TORONTO - Tibor Kiss and his family were among the last members of the public to visit the Canadian Air and Space Museum Saturday after a decision to close the doors ecxept to allow volunteers to pack up the artifacts.
“We heard that it was being closed down and it looks like we came just in time,” Kiss said as he took sons Ryan, 4, and Jason, 14-months on a tour. “I wanted to bring the family here before it shut down.”
The Kiss’ were among several families who showed up at Downsview Park on Saturday to view the thousands of pieces of national aviation artifacts that range from a full-size Avro Arrow replica, the Canadarm and a replica of Canada’s first
satellite, the Alouette 1.
More than 200 concerned museum members, who also act as volunteers, were at a meeting to decide their next move after being told by landlord Downsview Park they had six months to leave.
Museum chairman Ian McDougall said a lock for their door was changed and volunteers will be allowed into the museum only to pack.
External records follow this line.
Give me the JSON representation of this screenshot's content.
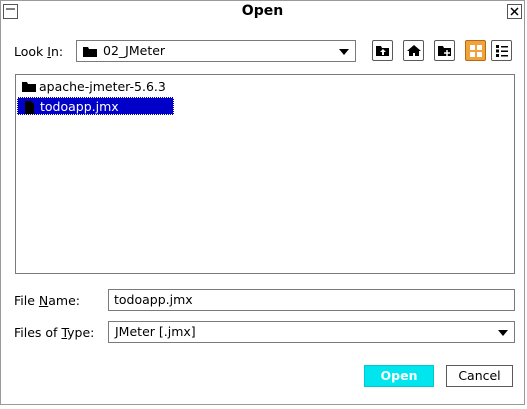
{
  "window": {
    "title": "Open"
  },
  "look_in": {
    "label_prefix": "Look ",
    "label_mnemonic": "I",
    "label_suffix": "n:",
    "value": "02_JMeter"
  },
  "toolbar": {
    "up_folder_icon": "up-folder-icon",
    "home_icon": "home-icon",
    "new_folder_icon": "new-folder-icon",
    "list_view_icon": "list-view-icon",
    "details_view_icon": "details-view-icon"
  },
  "files": [
    {
      "name": "apache-jmeter-5.6.3",
      "type": "folder",
      "selected": false
    },
    {
      "name": "todoapp.jmx",
      "type": "file",
      "selected": true
    }
  ],
  "file_name": {
    "label_prefix": "File ",
    "label_mnemonic": "N",
    "label_suffix": "ame:",
    "value": "todoapp.jmx"
  },
  "file_type": {
    "label_prefix": "Files of ",
    "label_mnemonic": "T",
    "label_suffix": "ype:",
    "value": "JMeter [.jmx]"
  },
  "buttons": {
    "open": "Open",
    "cancel": "Cancel"
  },
  "colors": {
    "selection": "#0000c8",
    "open_button": "#00e5ee",
    "active_toggle": "#f0a23c"
  }
}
The museum was behind on its rent by about $100,000 and had gone through several management changes.
He sent $22,000 in cheques to the museum’s landlord in early September but received the money back on Sept. 14, McDougall said.
“They are putting us out of business,” McDougall told members. “They are putting us in a position were we will be real lucky if we can succeed.”
He said the museum had to cancel several major upcoming fundraisers, shows and school tours.
“We were told our charity status is being looked at,” McDougall said. “From now on we only have access to the buiding to move and pack “
The museum has been in a Carl Hall Rd. building on the former Canadian Forces Base Downsview for about 14 years and has drawn hundreds of thousands of visitors.
Downsview Park, a Crown corporation, has plans to demolish all but the
façade of the building, and turn it into a skating rink complex. The park is undergoing changes including the development of a new sports facility, a sustainable community and a subway station.
Leonard Levy, 90, a World War II veteran who flew 32 missions on a Lancaster Bomber, was given a standing ovation by club members.
“We have to preserve our aviation history for the younger people to see,”Levy said. “We have to tell them our story.”
Business owner Sherry Draisey, who owns Good Vibrations Engineering in another unit of the building, said she was also given six months to leave.
“It is very upsetting and disappointing,” Draisey said. “We work in aerospace and moved here to be near the museum.”
Rick Shousha said he drove all-night from Montreal to deliver a hand-made model of the first airplane to fly over Toronto in 1911, the Bleriot X1.
“I drove all the way here to present them with the model,” Shousha said. “I wanted to give it to them before the place closed down.”
Downsview Park officials couldn’t be reached for comment.